- Onzo, A., Hanna, R., Sabelis, M.W., Yaninek, J.S.
- Environmental entomology 2005 v.34 no.4 pp. 866-874
- Typhlodromus, predatory mites, introduced species, Mononychellus tanajoa, predator-prey relationships, population dynamics, population density, temporal variation, spatial distribution, spatial variation, sampling, Manihot esculenta, cassava, Benin
- Quantitative knowledge of temporal and spatial distribution patterns of arthropod pests and their natural enemies is essential for understanding their interactions and is a prerequisite for the development of reliable sampling plans for estimating and monitoring pest and natural enemy abundance.
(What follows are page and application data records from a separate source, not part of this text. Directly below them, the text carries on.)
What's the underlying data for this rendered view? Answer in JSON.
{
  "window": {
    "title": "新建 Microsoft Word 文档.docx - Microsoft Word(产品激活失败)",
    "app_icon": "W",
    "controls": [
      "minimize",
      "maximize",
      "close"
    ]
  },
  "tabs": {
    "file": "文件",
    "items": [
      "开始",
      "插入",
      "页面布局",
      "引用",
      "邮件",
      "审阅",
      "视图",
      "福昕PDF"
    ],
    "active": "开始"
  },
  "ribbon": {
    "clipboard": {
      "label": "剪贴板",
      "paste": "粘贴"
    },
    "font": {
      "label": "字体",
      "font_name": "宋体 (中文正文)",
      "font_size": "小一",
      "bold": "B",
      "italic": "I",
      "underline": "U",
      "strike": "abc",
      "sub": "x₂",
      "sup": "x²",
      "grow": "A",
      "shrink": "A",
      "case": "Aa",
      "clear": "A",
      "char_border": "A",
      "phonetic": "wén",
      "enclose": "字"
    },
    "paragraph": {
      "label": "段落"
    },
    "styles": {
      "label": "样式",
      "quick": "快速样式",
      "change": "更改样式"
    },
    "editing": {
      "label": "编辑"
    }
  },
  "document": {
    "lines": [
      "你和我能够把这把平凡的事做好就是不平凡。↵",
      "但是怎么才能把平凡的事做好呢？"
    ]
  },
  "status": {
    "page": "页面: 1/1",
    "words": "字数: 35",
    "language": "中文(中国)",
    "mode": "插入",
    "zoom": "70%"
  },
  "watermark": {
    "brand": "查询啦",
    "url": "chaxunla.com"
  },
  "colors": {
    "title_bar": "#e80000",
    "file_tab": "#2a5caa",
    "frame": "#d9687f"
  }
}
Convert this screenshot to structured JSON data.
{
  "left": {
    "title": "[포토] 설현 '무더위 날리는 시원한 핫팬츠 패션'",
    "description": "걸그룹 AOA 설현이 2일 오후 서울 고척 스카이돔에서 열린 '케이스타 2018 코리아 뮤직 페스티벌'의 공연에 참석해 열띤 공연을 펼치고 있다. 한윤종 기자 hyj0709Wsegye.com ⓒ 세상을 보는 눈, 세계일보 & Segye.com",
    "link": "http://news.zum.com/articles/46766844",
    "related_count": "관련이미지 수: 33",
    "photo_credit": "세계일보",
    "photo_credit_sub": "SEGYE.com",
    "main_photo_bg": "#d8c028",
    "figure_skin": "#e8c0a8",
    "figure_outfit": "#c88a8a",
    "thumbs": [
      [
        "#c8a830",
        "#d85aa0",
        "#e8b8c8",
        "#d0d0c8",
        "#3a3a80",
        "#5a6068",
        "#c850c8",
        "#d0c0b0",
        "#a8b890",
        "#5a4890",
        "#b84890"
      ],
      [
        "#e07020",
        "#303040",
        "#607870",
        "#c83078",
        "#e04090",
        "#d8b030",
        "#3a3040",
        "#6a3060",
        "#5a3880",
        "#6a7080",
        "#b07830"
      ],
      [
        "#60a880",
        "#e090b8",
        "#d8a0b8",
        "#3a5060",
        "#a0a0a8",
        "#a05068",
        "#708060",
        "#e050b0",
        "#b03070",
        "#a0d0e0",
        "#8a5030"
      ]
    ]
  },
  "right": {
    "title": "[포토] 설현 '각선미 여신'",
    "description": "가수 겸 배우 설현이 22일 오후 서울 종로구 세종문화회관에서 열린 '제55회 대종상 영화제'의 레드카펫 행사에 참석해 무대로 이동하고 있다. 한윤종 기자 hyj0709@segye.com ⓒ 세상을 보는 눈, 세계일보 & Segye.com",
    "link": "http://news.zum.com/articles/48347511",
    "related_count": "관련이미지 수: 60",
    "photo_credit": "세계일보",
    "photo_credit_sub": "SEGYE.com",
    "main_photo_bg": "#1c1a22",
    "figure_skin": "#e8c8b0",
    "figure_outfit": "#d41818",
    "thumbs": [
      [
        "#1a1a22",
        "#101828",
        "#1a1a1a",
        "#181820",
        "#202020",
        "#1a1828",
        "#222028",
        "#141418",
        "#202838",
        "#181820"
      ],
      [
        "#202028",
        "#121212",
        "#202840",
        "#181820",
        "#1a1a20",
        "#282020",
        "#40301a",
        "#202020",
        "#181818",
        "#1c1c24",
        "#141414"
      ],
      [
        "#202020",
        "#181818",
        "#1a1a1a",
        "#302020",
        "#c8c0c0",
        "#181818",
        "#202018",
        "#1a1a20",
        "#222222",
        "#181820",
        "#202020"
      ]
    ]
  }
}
Temporal and spatial distributions of the cassava green mite Mononychellus tanajoa (Bondar) (Acari: Tetranychidae) and its predator Typhlodromalus aripo DeLeon (Acari: Phytoseiidae) were determined in two cassava fields in Southern Benin, West Africa. Samples were taken to follow predator and prey dynamics at monthly intervals, from August 1998 (shortly after planting), to harvest time in June 1999. In addition, within-plant distribution of both predator and prey was determined in the upper 20 nodes of selected cassava plants on four occasions during the study period. In both field sites, temporal trends in abundance of M. tanajoa and T. aripo were similar but with a slight delay in T. aripo response to changes in M. tanajoa densities. Overall temporal trends of T. aripo and M. tanajoa in both study sites were related to seasonal rainfall pattern, as expected. Aggregation indices calculated using Taylor's power law indicated that both predator and prey had a clumped distribution, but M. tanajoa distribution was less aggregated after the introduction of T. aripo compared with its previously determined aggregation when efficient predators of M. tanajoa were still lacking in Africa. Within plants, M. tanajoa occurred largely on young leaves; however, the highest densities shifted from the first fully developed leaf (c. leaf 4) to leaves 6-12 in the presence of T. aripo. This downward shift in M. tanajoa distribution on cassava plants is most likely caused by the foraging patterns of T. aripo, which forages within the upper part of the cassava foliage during the night hours and spends much of the daylight hours sheltered in the apex (apical domatium) of the plant. New enumerative sampling plans were developed for M. tanajoa and T. aripo on the basis of the new Taylor's power law aggregation indices. Limitations of the proposed sampling plans in monitoring population densities of T. aripo and M. tanajoa are discussed.